I’m now reading American Civil War history in Missouri, in particular the bushwhackers and guerrillas on both sides. At the beginning of the war militias grew up primarily as a form of protection against hostiles that were non-military. For instance, the abolitionist union sympathizers on the Kansas side, the Jayhawkers, gave rise to the “Redlegs” – a notorious band that conducted raids across the border into Missouri. As a counterpoint to that Confederate pro-slavery people like “Bloody Bill” Anderson formed resistance to the aggressions of the Union as well as protection against the abolitionist cells.
As the war progressed protection turned to retaliation and vengeance. Civilians were pillaged for horses, food, supplies and shelter. Perceived collaborators were executed. Depending on the side a town favored it might be sacked and burned. By the end both sides competed to be the most savage and destructive, creating terror wherever they went. Scalping was common. It devolved to pure savagery.
It strikes me as interesting that we cannot fathom such parallel dynamics in a place like Iraq. Different sides clash for long-standing reasons. Defense is created against authorized and unauthorized forces. Terror reigns and the village and holy sites of the other are destroyed. Civilians are targeted in mass bombings.
It’s all the same, of course. We simply have amnesia and are unwilling to admit that our own history has equally horrific dimensions. If anything we are united by the dark inhumanity of it. Yes, we did and do that, too. And then we discover that vast goodness, mercy and hope are also demonstrated by persons in all places and times.

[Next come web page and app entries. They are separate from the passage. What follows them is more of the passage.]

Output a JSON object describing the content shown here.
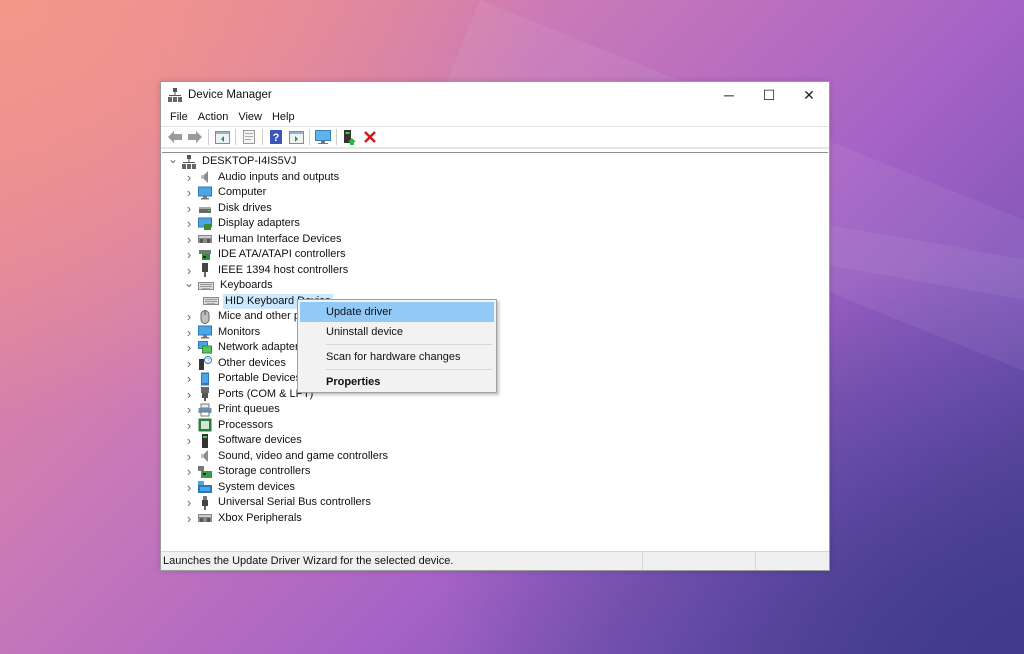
{
  "window": {
    "title": "Device Manager",
    "controls": {
      "minimize": "─",
      "maximize": "☐",
      "close": "✕"
    }
  },
  "menu": [
    "File",
    "Action",
    "View",
    "Help"
  ],
  "toolbar": [
    {
      "icon": "back-arrow-icon"
    },
    {
      "icon": "forward-arrow-icon"
    },
    {
      "sep": true
    },
    {
      "icon": "show-hide-console-tree-icon"
    },
    {
      "sep": true
    },
    {
      "icon": "properties-icon"
    },
    {
      "sep": true
    },
    {
      "icon": "help-icon"
    },
    {
      "icon": "action-pane-icon"
    },
    {
      "sep": true
    },
    {
      "icon": "scan-hardware-icon"
    },
    {
      "sep": true
    },
    {
      "icon": "update-driver-icon"
    },
    {
      "icon": "uninstall-icon"
    }
  ],
  "tree": {
    "root": {
      "label": "DESKTOP-I4IS5VJ",
      "expanded": true
    },
    "nodes": [
      {
        "label": "Audio inputs and outputs",
        "icon": "speaker-icon",
        "expanded": false
      },
      {
        "label": "Computer",
        "icon": "monitor-icon",
        "expanded": false
      },
      {
        "label": "Disk drives",
        "icon": "disk-drive-icon",
        "expanded": false
      },
      {
        "label": "Display adapters",
        "icon": "display-adapter-icon",
        "expanded": false
      },
      {
        "label": "Human Interface Devices",
        "icon": "hid-icon",
        "expanded": false
      },
      {
        "label": "IDE ATA/ATAPI controllers",
        "icon": "ide-controller-icon",
        "expanded": false
      },
      {
        "label": "IEEE 1394 host controllers",
        "icon": "ieee1394-icon",
        "expanded": false
      },
      {
        "label": "Keyboards",
        "icon": "keyboard-icon",
        "expanded": true
      },
      {
        "label": "HID Keyboard Device",
        "icon": "keyboard-icon",
        "child": true,
        "selected": true
      },
      {
        "label": "Mice and other pointing devices",
        "icon": "mouse-icon",
        "expanded": false
      },
      {
        "label": "Monitors",
        "icon": "monitor-icon",
        "expanded": false
      },
      {
        "label": "Network adapters",
        "icon": "network-adapter-icon",
        "expanded": false
      },
      {
        "label": "Other devices",
        "icon": "unknown-device-icon",
        "expanded": false
      },
      {
        "label": "Portable Devices",
        "icon": "portable-device-icon",
        "expanded": false
      },
      {
        "label": "Ports (COM & LPT)",
        "icon": "port-icon",
        "expanded": false
      },
      {
        "label": "Print queues",
        "icon": "printer-icon",
        "expanded": false
      },
      {
        "label": "Processors",
        "icon": "processor-icon",
        "expanded": false
      },
      {
        "label": "Software devices",
        "icon": "software-device-icon",
        "expanded": false
      },
      {
        "label": "Sound, video and game controllers",
        "icon": "speaker-icon",
        "expanded": false
      },
      {
        "label": "Storage controllers",
        "icon": "storage-controller-icon",
        "expanded": false
      },
      {
        "label": "System devices",
        "icon": "system-device-icon",
        "expanded": false
      },
      {
        "label": "Universal Serial Bus controllers",
        "icon": "usb-icon",
        "expanded": false
      },
      {
        "label": "Xbox Peripherals",
        "icon": "hid-icon",
        "expanded": false
      }
    ]
  },
  "context_menu": {
    "items": [
      {
        "label": "Update driver",
        "hover": true
      },
      {
        "label": "Uninstall device"
      },
      {
        "sep": true
      },
      {
        "label": "Scan for hardware changes"
      },
      {
        "sep": true
      },
      {
        "label": "Properties",
        "bold": true
      }
    ]
  },
  "status": {
    "text": "Launches the Update Driver Wizard for the selected device."
  },
  "colors": {
    "selection": "#cce8ff",
    "menu_hover": "#91c9f7",
    "uninstall_red": "#d11a1a"
  }
}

No, the good, bad and ugly are just not that different wherever and whenever you find them. And neither are the good, pure and true.